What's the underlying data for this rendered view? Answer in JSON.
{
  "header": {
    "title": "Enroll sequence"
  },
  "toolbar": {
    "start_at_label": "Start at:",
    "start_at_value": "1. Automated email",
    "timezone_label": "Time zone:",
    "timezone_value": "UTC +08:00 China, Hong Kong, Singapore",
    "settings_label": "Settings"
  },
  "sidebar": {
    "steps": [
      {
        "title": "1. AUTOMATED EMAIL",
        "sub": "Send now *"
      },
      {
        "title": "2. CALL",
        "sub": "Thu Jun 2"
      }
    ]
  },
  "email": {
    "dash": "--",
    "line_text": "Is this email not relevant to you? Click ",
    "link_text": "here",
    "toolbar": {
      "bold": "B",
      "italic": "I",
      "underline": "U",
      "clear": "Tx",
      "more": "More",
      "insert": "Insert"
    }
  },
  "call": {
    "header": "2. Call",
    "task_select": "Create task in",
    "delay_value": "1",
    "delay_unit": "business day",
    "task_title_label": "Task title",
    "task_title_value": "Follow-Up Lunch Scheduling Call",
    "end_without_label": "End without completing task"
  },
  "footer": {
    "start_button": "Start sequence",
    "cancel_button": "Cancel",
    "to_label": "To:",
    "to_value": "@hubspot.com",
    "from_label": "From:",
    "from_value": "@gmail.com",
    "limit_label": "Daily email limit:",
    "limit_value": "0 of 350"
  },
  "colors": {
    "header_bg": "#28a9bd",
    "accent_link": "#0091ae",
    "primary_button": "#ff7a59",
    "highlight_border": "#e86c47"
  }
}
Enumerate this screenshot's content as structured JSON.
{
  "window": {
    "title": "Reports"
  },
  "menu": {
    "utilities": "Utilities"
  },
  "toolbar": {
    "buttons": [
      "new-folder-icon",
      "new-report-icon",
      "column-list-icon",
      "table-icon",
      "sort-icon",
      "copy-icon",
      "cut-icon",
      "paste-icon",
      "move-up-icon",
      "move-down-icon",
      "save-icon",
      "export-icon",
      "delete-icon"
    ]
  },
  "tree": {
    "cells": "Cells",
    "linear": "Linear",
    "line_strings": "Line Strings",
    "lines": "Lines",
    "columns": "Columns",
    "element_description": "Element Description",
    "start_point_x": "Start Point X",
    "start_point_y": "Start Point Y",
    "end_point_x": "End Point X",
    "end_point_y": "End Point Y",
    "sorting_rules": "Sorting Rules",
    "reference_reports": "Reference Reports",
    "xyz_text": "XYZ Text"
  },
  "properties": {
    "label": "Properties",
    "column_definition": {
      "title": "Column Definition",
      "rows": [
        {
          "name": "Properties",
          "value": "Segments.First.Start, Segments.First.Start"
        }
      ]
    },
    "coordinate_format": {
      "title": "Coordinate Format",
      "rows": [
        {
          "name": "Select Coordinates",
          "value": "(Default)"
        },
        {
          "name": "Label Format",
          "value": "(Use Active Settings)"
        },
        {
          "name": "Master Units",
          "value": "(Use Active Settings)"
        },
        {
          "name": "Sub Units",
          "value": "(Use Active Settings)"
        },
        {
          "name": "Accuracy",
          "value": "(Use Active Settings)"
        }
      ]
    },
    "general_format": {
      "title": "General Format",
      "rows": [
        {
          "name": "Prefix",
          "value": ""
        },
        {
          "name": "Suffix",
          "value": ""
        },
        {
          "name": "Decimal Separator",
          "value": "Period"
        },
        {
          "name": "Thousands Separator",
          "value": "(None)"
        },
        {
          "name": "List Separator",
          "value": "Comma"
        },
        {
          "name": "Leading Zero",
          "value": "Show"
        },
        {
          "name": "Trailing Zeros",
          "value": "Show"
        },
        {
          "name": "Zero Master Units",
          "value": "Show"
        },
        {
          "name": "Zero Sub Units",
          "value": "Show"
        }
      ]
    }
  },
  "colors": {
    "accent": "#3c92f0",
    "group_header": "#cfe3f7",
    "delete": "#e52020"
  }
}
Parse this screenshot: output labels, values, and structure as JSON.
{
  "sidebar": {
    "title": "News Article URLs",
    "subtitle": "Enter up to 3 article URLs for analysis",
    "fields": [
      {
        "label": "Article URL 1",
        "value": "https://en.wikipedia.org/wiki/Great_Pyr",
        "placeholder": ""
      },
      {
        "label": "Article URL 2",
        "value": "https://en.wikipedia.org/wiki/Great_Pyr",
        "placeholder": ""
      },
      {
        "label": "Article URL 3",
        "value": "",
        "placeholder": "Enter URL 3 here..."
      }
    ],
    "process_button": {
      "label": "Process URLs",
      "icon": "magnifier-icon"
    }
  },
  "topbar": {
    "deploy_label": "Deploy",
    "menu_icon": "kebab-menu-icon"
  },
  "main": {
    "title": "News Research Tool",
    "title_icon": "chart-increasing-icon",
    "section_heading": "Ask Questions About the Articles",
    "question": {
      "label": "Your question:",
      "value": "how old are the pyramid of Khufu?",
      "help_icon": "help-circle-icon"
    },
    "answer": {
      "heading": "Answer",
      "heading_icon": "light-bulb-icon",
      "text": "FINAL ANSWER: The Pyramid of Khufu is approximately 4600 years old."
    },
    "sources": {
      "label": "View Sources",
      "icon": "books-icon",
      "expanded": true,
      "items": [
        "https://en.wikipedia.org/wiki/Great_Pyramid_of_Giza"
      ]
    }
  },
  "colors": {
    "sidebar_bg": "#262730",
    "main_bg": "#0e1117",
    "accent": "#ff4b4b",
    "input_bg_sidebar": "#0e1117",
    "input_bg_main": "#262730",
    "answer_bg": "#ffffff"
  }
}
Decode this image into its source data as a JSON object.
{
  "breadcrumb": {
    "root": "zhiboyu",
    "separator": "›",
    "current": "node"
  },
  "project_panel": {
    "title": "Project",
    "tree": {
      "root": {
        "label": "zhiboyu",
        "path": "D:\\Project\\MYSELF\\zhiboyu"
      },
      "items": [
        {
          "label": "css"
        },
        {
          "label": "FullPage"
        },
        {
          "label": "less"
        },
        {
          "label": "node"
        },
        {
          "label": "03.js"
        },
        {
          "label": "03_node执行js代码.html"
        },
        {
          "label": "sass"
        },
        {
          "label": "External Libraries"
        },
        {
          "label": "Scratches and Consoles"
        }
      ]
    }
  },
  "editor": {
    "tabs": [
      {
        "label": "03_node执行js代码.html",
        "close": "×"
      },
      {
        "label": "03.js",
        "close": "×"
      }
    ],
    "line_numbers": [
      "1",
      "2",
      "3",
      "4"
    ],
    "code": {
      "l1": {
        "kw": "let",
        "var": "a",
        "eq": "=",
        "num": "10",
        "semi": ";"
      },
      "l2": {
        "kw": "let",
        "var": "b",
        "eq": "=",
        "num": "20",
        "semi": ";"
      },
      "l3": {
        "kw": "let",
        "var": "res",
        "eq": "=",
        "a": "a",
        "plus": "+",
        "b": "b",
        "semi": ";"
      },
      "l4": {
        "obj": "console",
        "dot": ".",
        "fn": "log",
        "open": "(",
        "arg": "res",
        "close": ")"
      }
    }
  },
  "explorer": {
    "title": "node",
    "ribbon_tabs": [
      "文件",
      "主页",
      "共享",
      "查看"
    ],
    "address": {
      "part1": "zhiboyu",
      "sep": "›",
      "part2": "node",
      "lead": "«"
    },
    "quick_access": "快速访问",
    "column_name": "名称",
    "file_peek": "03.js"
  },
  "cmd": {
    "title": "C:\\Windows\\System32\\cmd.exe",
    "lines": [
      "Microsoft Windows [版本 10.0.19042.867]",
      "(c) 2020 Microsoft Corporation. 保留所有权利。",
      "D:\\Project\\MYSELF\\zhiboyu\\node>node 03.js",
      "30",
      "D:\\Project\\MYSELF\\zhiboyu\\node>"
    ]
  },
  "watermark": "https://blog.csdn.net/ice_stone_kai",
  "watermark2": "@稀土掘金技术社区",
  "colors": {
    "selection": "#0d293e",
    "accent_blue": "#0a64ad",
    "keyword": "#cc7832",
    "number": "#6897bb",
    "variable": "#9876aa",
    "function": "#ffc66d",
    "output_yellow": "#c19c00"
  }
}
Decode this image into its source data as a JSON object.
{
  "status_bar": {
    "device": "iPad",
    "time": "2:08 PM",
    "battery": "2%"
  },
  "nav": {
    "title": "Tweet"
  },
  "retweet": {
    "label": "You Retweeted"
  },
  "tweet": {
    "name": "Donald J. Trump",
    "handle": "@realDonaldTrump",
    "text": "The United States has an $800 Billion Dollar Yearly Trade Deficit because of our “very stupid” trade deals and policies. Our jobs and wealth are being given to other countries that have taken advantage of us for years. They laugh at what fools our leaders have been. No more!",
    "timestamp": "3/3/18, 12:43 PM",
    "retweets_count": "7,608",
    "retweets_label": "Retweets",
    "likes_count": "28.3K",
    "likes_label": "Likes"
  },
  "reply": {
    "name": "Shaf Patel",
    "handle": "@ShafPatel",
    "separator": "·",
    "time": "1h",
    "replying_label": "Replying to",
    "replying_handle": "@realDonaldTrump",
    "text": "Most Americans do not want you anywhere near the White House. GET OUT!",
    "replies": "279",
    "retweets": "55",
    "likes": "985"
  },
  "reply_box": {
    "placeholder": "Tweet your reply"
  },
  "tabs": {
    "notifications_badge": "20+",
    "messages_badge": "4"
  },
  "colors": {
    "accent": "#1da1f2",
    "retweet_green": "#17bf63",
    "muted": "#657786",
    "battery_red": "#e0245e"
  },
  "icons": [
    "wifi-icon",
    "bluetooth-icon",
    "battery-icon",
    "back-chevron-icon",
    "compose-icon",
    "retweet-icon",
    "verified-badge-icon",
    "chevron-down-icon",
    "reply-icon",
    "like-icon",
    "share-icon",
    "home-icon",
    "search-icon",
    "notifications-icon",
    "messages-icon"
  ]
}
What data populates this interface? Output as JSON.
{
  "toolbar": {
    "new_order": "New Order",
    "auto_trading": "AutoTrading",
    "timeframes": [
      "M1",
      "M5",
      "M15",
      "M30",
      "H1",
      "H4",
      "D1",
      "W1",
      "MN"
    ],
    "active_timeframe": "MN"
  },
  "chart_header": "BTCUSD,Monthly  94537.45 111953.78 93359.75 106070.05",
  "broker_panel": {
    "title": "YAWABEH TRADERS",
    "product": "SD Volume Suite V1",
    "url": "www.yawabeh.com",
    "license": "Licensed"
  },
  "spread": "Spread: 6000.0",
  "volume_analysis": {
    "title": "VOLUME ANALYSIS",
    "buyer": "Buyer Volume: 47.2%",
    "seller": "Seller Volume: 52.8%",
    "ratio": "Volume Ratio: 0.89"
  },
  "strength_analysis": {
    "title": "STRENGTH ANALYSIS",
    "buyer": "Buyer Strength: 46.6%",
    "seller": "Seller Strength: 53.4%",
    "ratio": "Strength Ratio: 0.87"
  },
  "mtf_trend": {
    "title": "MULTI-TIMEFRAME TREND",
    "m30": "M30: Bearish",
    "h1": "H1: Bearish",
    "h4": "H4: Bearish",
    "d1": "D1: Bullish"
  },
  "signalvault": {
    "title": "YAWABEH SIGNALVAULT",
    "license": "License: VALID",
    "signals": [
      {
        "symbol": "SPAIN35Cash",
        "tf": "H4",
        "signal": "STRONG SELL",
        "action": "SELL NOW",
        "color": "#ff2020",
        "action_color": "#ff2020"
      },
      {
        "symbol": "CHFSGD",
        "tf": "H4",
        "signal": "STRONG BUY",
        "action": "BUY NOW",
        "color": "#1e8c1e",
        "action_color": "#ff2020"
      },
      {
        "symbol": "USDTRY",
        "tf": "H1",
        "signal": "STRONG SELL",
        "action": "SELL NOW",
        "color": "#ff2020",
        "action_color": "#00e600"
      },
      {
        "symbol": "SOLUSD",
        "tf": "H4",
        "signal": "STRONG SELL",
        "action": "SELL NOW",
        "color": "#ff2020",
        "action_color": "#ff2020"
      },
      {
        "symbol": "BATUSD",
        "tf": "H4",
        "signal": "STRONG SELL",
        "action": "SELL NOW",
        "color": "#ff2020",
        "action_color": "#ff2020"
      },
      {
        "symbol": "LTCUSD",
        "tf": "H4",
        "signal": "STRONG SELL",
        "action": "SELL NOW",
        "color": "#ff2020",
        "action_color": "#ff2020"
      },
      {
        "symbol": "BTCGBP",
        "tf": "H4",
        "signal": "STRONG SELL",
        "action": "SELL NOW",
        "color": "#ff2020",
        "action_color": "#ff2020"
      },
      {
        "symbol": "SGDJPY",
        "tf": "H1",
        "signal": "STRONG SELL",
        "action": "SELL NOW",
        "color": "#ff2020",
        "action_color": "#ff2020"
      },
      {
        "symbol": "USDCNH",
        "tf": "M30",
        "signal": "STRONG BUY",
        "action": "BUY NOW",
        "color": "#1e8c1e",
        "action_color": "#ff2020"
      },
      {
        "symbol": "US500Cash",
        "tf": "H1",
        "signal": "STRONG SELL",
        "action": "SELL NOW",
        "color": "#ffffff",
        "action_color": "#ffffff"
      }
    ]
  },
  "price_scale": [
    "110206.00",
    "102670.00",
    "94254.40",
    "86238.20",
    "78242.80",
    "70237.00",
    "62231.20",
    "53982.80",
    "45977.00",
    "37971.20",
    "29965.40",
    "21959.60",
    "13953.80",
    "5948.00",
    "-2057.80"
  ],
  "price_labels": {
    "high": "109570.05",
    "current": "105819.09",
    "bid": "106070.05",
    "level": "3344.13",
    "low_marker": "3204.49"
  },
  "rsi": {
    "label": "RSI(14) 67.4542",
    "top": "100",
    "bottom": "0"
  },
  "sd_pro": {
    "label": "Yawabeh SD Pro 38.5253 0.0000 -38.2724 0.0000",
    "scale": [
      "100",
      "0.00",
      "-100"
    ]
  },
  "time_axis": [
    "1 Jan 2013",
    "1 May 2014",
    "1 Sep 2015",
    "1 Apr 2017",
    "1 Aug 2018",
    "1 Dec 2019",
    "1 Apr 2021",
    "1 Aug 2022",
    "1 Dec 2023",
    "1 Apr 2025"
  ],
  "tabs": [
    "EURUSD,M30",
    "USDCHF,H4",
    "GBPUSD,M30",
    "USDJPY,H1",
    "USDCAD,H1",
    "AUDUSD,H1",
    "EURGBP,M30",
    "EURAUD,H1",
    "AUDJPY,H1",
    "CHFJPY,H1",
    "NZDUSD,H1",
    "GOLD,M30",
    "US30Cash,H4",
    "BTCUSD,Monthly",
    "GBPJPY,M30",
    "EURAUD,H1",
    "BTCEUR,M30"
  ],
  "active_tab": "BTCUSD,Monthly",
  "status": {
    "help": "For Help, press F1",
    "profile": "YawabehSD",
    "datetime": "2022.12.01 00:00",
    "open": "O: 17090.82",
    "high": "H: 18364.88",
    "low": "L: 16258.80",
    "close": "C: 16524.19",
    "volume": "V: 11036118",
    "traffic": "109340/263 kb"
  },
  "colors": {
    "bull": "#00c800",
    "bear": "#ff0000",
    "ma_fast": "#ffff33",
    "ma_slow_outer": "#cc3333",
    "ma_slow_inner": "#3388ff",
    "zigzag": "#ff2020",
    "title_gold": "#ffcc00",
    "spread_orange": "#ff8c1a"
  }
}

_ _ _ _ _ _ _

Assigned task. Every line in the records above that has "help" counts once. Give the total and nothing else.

Task response. 2